In the case of WCG, the Tenth Circuit explained that Dr. Nye had failed to identify any point at which the concealed risks materialized and reached the market. It rejected Dr. Nye's theory that, because WCG ultimately filed for bankruptcy, it was always valueless and the entire decline in stock price was a draining of the fraud premium. The court reasoned that Dr. Nye had failed to segregate the fraud leakage from "the 'tangle of factors' that affect a company's stock price" since "the same period witnessed the bankruptcies of WCG competitors, a decline in the telecommunications industry as a whole, and the overall market declines that followed the 9/11 terrorist attacks."
Dr. Nye also offered an alternative theory of calculating damages based on four corrective disclosures. The Tenth Circuit held that his theory on this issue was also unreliable. The court explained that "[a]ny reliable theory of loss causation that uses corrective disclosures will have to show both that corrective information was revealed and that this revelation caused the resulting decline in price. To be corrective, the disclosure need not precisely mirror the earlier misrepresentation, but it must at least relate back to the misrepresentation and not to some other negative information about the company."
The court explained that although Dr. Nye identified four disclosures that accompanied substantial stock drops, he could not tie the disclosures to any of the alleged misrepresentations or explain why they were "corrective." For example, the first corrective disclosure to which Dr. Nye pointed was an announcement by WCG's former parent that it would delay reporting year-end financial statements while it re-evaluated certain contingent liabilities associated with WCG. WCG's stock price fell 17.8 percent that day. However, the court noted that on that same day, Milberg Weiss filed the first complaint in the litigation. The court reasoned that the fact that Milberg Weiss had assembled its complaint that day "suggest[ed] that the market already had at least some knowledge of the fraud." In addition, the Tenth Circuit criticized Dr. Nye for failing to analyze the non-fraud disclosures that could have contributed to the stock drop, including the filing of the lawsuit, which was not a corrective disclosure.
Similarly, the court rejected Dr. Nye's effort to argue that WCG's announcements about filing for bankruptcy were corrective disclosures. The court rejected the plaintiffs' argument that WCG's bankruptcy filing was "within the zone of risk concealed" by the prior misrepresentations. According to the court, "there are too many intervening factors at play—including the total meltdown of the telecommunications industry—to allow Dr. Nye to reliably equate bankruptcy with the risks that the original misstatements concealed.

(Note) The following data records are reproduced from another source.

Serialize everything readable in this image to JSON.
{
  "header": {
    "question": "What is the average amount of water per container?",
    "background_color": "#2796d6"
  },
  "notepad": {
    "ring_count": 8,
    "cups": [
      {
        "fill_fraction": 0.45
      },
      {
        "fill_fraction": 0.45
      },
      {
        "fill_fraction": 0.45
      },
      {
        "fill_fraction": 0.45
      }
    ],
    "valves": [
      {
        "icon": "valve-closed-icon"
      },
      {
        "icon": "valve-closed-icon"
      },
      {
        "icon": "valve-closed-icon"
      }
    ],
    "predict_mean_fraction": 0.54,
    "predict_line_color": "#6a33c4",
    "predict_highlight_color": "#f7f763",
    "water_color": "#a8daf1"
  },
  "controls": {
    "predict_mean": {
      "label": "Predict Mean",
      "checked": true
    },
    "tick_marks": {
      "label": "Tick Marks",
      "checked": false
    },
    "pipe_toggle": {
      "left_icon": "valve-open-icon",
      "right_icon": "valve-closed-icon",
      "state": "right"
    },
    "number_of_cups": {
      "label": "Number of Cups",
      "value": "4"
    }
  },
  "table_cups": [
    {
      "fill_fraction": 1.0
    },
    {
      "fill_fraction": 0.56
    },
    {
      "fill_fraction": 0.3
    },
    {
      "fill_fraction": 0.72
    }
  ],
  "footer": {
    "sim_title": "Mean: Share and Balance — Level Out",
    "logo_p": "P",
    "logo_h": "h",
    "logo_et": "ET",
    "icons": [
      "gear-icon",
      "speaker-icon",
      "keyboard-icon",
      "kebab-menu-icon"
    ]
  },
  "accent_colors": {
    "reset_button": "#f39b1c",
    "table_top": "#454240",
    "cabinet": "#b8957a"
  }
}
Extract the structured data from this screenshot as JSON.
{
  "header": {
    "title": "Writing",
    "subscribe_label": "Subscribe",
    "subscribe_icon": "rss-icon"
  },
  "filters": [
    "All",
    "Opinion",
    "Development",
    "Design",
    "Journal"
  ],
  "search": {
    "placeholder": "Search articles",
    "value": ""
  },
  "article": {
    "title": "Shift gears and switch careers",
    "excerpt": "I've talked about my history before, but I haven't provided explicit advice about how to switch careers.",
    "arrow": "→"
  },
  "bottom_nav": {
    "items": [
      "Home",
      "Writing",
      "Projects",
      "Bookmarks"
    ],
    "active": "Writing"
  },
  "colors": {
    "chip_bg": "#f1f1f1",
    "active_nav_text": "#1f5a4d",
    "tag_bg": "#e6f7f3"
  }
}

To do so would transform the securities laws into the kind of downside insurance policy that Dura warned against."
The Tenth Circuit therefore concluded that the district court properly excluded Dr. Nye from testifying as to either of his theories. In the absence of such testimony, the court therefore held that plaintiffs could not meet their burden under Dura, and the court therefore properly granted summary judgment to the plaintiffs.